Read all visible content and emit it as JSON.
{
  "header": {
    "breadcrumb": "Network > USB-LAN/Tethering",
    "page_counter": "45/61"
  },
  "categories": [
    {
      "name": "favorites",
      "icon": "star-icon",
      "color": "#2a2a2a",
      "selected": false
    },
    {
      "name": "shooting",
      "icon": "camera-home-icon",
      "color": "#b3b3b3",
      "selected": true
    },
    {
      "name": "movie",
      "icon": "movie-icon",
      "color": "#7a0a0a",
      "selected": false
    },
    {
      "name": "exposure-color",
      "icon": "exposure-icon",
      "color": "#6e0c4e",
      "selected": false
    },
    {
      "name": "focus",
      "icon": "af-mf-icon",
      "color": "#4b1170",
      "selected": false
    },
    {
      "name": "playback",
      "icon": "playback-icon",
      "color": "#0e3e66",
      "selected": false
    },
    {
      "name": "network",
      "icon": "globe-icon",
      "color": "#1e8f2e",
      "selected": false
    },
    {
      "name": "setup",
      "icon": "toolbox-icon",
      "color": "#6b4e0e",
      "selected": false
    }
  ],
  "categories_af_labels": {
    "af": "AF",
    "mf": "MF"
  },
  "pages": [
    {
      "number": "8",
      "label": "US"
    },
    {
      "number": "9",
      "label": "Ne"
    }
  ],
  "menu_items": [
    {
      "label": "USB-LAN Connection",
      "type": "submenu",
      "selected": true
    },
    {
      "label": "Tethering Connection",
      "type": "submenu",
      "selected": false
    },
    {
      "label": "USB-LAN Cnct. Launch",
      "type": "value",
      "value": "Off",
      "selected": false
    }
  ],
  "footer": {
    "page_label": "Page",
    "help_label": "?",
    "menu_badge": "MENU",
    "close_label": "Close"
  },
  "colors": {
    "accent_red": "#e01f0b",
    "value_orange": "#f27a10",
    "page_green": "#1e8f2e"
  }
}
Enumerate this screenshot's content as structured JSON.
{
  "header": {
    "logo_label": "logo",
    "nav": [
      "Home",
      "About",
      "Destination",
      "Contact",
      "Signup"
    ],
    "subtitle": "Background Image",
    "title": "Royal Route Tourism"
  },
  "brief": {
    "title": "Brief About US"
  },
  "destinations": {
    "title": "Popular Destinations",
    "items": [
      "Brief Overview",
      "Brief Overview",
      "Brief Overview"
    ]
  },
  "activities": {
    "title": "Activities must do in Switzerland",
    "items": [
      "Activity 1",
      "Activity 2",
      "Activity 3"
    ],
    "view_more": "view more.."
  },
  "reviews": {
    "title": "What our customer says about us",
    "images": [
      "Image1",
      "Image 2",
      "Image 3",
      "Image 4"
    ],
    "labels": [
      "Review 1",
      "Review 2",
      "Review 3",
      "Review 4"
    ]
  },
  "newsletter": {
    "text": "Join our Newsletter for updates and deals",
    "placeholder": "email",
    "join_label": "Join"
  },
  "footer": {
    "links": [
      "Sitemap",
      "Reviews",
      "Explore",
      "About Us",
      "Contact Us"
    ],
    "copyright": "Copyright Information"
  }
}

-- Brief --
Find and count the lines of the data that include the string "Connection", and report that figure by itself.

-- Response area --
2